Automatic target selection for structural genomics on eukaryotes.

TitleAutomatic target selection for structural genomics on eukaryotes.
Publication TypeJournal Article
Year of Publication2004
AuthorsLiu, J, Hegyi, H, Acton, TB, Montelione, GT, Rost, B
Date Published2004 Aug 1
KeywordsAlgorithms, Arabidopsis Proteins, Caenorhabditis elegans Proteins, Databases, Protein, Drosophila Proteins, Feasibility Studies, Genomics, Humans, Internet, Multigene Family, National Institutes of Health (U.S.), Peptide Fragments, Pilot Projects, Protein Conformation, Protein Folding, Protein Structure, Tertiary, Proteins, Proteomics, Saccharomyces cerevisiae Proteins, Sequence Homology, United States

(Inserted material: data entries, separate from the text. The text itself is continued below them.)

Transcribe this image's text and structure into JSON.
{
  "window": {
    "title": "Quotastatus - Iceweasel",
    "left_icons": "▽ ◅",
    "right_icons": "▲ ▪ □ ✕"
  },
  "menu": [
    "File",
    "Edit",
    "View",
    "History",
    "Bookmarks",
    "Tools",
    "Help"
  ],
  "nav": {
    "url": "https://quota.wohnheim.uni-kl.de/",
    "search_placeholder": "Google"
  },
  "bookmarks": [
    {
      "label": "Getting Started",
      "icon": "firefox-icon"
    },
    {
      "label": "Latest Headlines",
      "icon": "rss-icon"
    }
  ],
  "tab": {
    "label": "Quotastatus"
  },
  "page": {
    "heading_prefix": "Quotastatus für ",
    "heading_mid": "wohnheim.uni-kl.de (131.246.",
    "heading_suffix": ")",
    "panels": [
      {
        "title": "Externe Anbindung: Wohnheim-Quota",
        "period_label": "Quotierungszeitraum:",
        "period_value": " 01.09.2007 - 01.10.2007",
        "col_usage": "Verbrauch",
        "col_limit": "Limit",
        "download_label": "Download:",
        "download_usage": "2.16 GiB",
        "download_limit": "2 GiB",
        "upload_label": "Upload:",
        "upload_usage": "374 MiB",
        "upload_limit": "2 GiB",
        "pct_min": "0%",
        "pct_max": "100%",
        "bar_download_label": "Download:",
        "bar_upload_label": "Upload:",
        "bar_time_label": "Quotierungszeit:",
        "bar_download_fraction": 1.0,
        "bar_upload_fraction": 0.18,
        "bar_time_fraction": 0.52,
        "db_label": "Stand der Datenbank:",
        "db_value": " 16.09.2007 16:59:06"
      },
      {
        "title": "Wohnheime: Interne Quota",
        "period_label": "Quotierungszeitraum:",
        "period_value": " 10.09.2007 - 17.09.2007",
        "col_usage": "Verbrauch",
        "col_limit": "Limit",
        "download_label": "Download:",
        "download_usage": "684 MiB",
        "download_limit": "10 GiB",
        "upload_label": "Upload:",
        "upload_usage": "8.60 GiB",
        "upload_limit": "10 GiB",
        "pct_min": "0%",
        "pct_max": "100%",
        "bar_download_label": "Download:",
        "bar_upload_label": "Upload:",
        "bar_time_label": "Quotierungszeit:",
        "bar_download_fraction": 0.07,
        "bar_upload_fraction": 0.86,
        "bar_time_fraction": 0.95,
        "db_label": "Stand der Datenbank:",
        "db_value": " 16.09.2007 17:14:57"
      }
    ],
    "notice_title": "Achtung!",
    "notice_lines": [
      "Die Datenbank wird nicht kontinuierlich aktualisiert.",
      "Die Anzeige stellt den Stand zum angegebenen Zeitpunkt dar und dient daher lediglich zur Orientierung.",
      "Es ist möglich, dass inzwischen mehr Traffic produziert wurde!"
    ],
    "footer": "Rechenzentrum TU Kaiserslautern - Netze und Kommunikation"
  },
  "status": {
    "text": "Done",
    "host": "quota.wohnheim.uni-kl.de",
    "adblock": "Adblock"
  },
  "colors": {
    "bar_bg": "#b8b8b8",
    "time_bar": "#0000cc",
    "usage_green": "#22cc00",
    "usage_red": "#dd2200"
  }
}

A central goal of structural genomics is to experimentally determine representative structures for all protein families. At least 14 structural genomics pilot projects are currently investigating the feasibility of high-throughput structure determination; the National Institutes of Health funded nine of these in the United States. Initiatives differ in the particular subset of "all families" on which they focus. At the NorthEast Structural Genomics consortium (NESG), we target eukaryotic protein domain families. The automatic target selection procedure has three aims: 1) identify all protein domain families from currently five entirely sequenced eukaryotic target organisms based on their sequence homology, 2) discard those families that can be modeled on the basis of structural information already present in the PDB, and 3) target representatives of the remaining families for structure determination. To guarantee that all members of one family share a common foldlike region, we had to begin by dissecting proteins into structural domain-like regions before clustering. Our hierarchical approach, CHOP, utilizing homology to PrISM, Pfam-A, and SWISS-PROT chopped the 103,796 eukaryotic proteins/ORFs into 247,222 fragments. Of these fragments, 122,999 appeared suitable targets that were grouped into >27,000 singletons and >18,000 multifragment clusters. Thus, our results suggested that it might be necessary to determine >40,000 structures to minimally cover the subset of five eukaryotic proteomes.

Alternate JournalProteins
PubMed ID15211504
Grant ListP50 GM52413 / GM / NIGMS NIH HHS / United States